b. Do APRNs who are licensed in other states but are in Texas to help with relief efforts have to develop these documents prior to practicing?

All APRNs in Texas are required to have delegated authority to provide medical aspects of care. The physician and APRN should have an established understanding of the limits of the APRN’s practice. However, to the extent Board Rules 221.13(d) and 222.5 require a time consuming or tedious production of documents establishing the physician and APRN’s agreement, a waiver from requirements to execute a written protocol and/or prescriptive authority agreement is in effect to permit the providers to spend their time with patients and not in the preparation and negotiation of such agreements. APRNs must establish a verbal agreement for delegated authority to provide medical aspects of care and prescriptive authority with a physician at the site where they are providing care.

c. Must the physician be licensed in Texas?

The physician must be licensed by the Texas Medical Board or be permitted to practice medicine in Texas under the emergency provisions of the Texas Government Code. For additional information regarding emergency procedures instituted by the Texas Medical Board, please visit their website.

3) Prescriptive Authority

a. May I use prescriptive authority to assist in emergency relief efforts?

Yes. If you are licensed in Texas and have prescriptive authority, you may prescribe drugs and devices to patients during the emergency situation. Before doing so, you must have a verbal agreement with a physician at the disaster relief site where you are providing care

If you are assisting with relief efforts in Texas based on APRN licensure and prescriptive authority in another jurisdiction, you must work with a physician to delegate the authority to prescribe. For example, this can be a physician physically present at the practice site or a medical director for the site. You do not need to develop written prescriptive authority agreements while the waiver of certain Board Rules by the Office of the Governor is in effect and during the period the disaster declaration is in effect.

b. Can I prescribe controlled substances?

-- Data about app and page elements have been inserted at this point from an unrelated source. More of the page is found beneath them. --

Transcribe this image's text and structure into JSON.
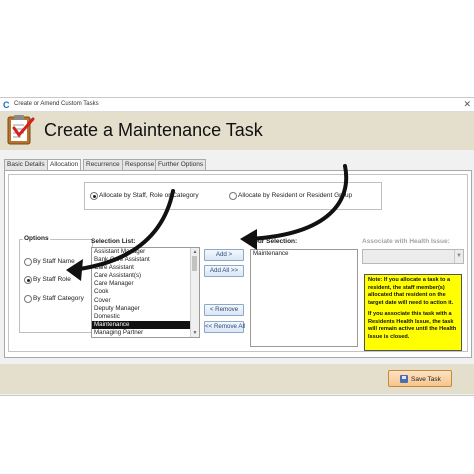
{
  "window": {
    "title": "Create or Amend Custom Tasks",
    "close_glyph": "✕"
  },
  "header": {
    "title": "Create a Maintenance Task"
  },
  "tabs": [
    {
      "label": "Basic Details"
    },
    {
      "label": "Allocation"
    },
    {
      "label": "Recurrence"
    },
    {
      "label": "Response"
    },
    {
      "label": "Further Options"
    }
  ],
  "allocation_mode": {
    "by_staff_label": "Allocate by Staff, Role or Category",
    "by_resident_label": "Allocate by Resident or Resident Group",
    "selected": "by_staff"
  },
  "options": {
    "legend": "Options",
    "items": [
      {
        "label": "By Staff Name",
        "checked": false
      },
      {
        "label": "By Staff Role",
        "checked": true
      },
      {
        "label": "By Staff Category",
        "checked": false
      }
    ]
  },
  "selection_list": {
    "label": "Selection List:",
    "items": [
      "Assistant Manager",
      "Bank Care Assistant",
      "Care Assistant",
      "Care Assistant(s)",
      "Care Manager",
      "Cook",
      "Cover",
      "Deputy Manager",
      "Domestic",
      "Maintenance",
      "Managing Partner"
    ],
    "selected": "Maintenance"
  },
  "buttons": {
    "add": "Add >",
    "add_all": "Add All >>",
    "remove": "< Remove",
    "remove_all": "<< Remove All",
    "save": "Save Task"
  },
  "your_selection": {
    "label": "Your Selection:",
    "items": [
      "Maintenance"
    ]
  },
  "health_issue": {
    "label": "Associate with Health Issue:",
    "value": ""
  },
  "note": {
    "paragraph1": "Note: If you allocate a task to a resident, the staff member(s) allocated that resident on the target date will need to action it.",
    "paragraph2": "If you associate this task with a Residents Health Issue, the task will remain active until the Health Issue is closed."
  },
  "icons": {
    "app": "app-logo-icon",
    "task": "clipboard-check-icon",
    "save": "floppy-disk-icon",
    "annotation": "arrow-annotation"
  },
  "colors": {
    "header_bg": "#e4dfcc",
    "note_bg": "#ffff00",
    "selected_item_bg": "#111111",
    "save_button_bg": "#f7c58d"
  }
}
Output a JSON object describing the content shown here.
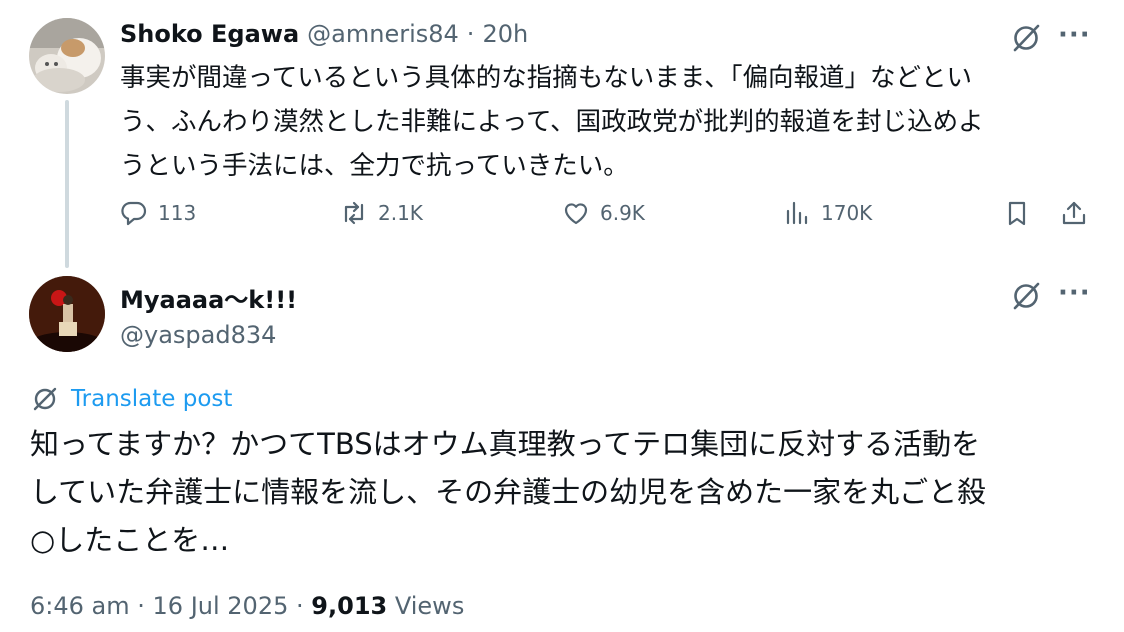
{
  "parent_tweet": {
    "author_name": "Shoko Egawa",
    "handle": "@amneris84",
    "separator": "·",
    "time": "20h",
    "text_lines": [
      "事実が間違っているという具体的な指摘もないまま、「偏向報道」などとい",
      "う、ふんわり漠然とした非難によって、国政政党が批判的報道を封じ込めよ",
      "うという手法には、全力で抗っていきたい。"
    ],
    "actions": {
      "replies": "113",
      "reposts": "2.1K",
      "likes": "6.9K",
      "views": "170K"
    }
  },
  "main_tweet": {
    "author_name": "Myaaaa〜k!!!",
    "handle": "@yaspad834",
    "translate_label": "Translate post",
    "text_lines": [
      "知ってますか？かつてTBSはオウム真理教ってテロ集団に反対する活動を",
      "していた弁護士に情報を流し、その弁護士の幼児を含めた一家を丸ごと殺",
      "○したことを…"
    ],
    "footer": {
      "time": "6:46 am",
      "sep1": "·",
      "date": "16 Jul 2025",
      "sep2": "·",
      "views_count": "9,013",
      "views_label": "Views"
    }
  },
  "icons": {
    "more": "more-icon",
    "grok": "grok-icon",
    "reply": "reply-icon",
    "repost": "repost-icon",
    "like": "like-icon",
    "views": "views-icon",
    "bookmark": "bookmark-icon",
    "share": "share-icon"
  },
  "colors": {
    "accent": "#1d9bf0",
    "secondary": "#536471",
    "text": "#0f1419"
  }
}
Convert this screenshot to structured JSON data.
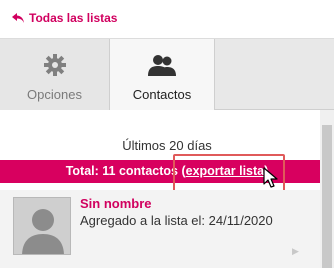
{
  "header": {
    "back_label": "Todas las listas"
  },
  "tabs": [
    {
      "label": "Opciones",
      "icon": "gear-icon",
      "active": false
    },
    {
      "label": "Contactos",
      "icon": "contacts-icon",
      "active": true
    }
  ],
  "summary": {
    "period": "Últimos 20 días",
    "total_prefix": "Total: 11 contactos (",
    "export_link": "exportar lista",
    "total_suffix": ")"
  },
  "contacts": [
    {
      "name": "Sin nombre",
      "added_text": "Agregado a la lista el: 24/11/2020"
    }
  ],
  "colors": {
    "accent": "#d8005f",
    "highlight_box": "#e05a5a"
  }
}
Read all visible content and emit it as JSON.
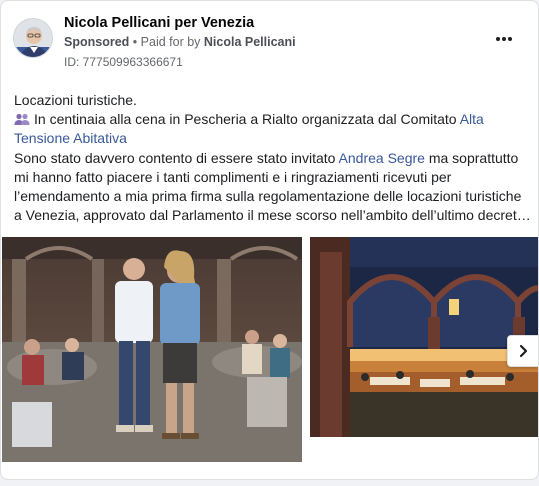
{
  "post": {
    "page_name": "Nicola Pellicani per Venezia",
    "sponsored": "Sponsored",
    "paid_for_prefix": "Paid for by",
    "paid_for_by": "Nicola Pellicani",
    "separator": "•",
    "ad_id": "ID: 777509963366671",
    "text": {
      "line1": "Locazioni turistiche.",
      "line2_prefix": "In centinaia alla cena in Pescheria a Rialto organizzata dal Comitato ",
      "line2_link": "Alta",
      "line3_link": "Tensione Abitativa",
      "line4_prefix": "Sono stato davvero contento di essere stato invitato ",
      "line4_link": "Andrea Segre",
      "line4_suffix": " ma soprattutto",
      "line5": "mi hanno fatto piacere i tanti complimenti e i ringraziamenti ricevuti per",
      "line6": "l’emendamento a mia prima firma sulla regolamentazione delle locazioni turistiche",
      "line7": "a Venezia, approvato dal Parlamento il mese scorso nell’ambito dell’ultimo decret…"
    }
  },
  "icons": {
    "more": "more-horizontal-icon",
    "people": "people-icon",
    "next": "chevron-right-icon"
  },
  "colors": {
    "link": "#385898",
    "meta": "#65676b",
    "background": "#f0f2f5"
  }
}
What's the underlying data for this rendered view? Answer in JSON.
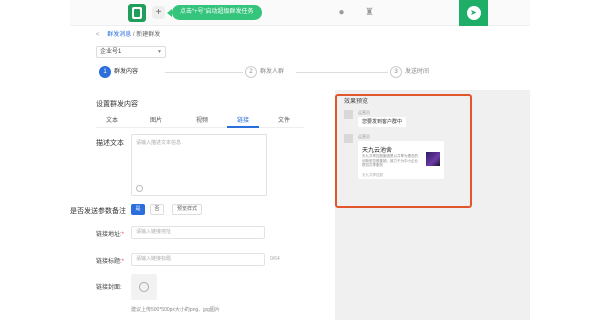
{
  "topbar": {
    "plus": "+",
    "pill_text": "点击“+号”启动超级群发任务",
    "icons": [
      "chat-bubble-icon",
      "medal-icon",
      "send-icon"
    ]
  },
  "breadcrumb": {
    "back": "<",
    "parent": "群发消息",
    "separator": "/",
    "current": "新建群发"
  },
  "account_select": {
    "value": "企业号1"
  },
  "steps": [
    {
      "num": "1",
      "label": "群发内容"
    },
    {
      "num": "2",
      "label": "群发人群"
    },
    {
      "num": "3",
      "label": "发送时间"
    }
  ],
  "content": {
    "section_title": "设置群发内容",
    "tabs": [
      "文本",
      "图片",
      "视频",
      "链接",
      "文件"
    ],
    "active_tab": "链接",
    "desc_label": "描述文本",
    "desc_placeholder": "请输入描述文本信息",
    "toggle_label": "是否发送参数备注",
    "toggle_options": [
      "是",
      "否"
    ],
    "toggle_selected": "是",
    "preview_button": "预览样式",
    "link_url_label": "链接地址:",
    "link_url_placeholder": "请输入链接地址",
    "link_title_label": "链接标题:",
    "link_title_placeholder": "请输入链接标题",
    "title_counter": "0/64",
    "cover_label": "链接封面:",
    "cover_hint": "建议上传500*500px大小的png、jpg图片"
  },
  "preview": {
    "title": "效果预览",
    "sender_1": "运营员",
    "bubble_text": "您要发到客户群中",
    "sender_2": "运营员",
    "card": {
      "title": "天九云池舍",
      "desc": "天九共享控股集团是以共享为理念的创新型控股集团，致力于为中小企业提供共享服务",
      "foot": "天九共享控股"
    }
  }
}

The waiver of the requirement for a written prescriptive authority agreement does not apply to prescribing controlled substances (see information available from the Texas Medical Board). Texas licensed APRNs who already have a written prescriptive authority agreement with a delegating physician that includes prescribing controlled substances should discuss their ability to prescribe controlled substances with the delegating physician with whom they are registered with the Texas Medical Board. If both parties are in agreement that the APRN may prescribe controlled substances in support of disaster relief efforts, the APRN must obtain approval from the DEA. Information is available on the DEA’s website at: https://www.deadiversion.usdoj.gov/disaster_relief.htm. REMINDER: IT IS A VIOLATION OF FEDERAL LAW AND BOARD RULE TO ISSUE PRESCRIPTIONS FOR CONTROLLED SUBSTANCES UNDER ANOTHER PROVIDER’S DEA REGISTRATION.

APRNs who are licensed in other jurisdictions will not be eligible to prescribe controlled substances as part of the disaster relief efforts because the waivers granted by the Office of the Governor do not include authority to prescribe controlled substances.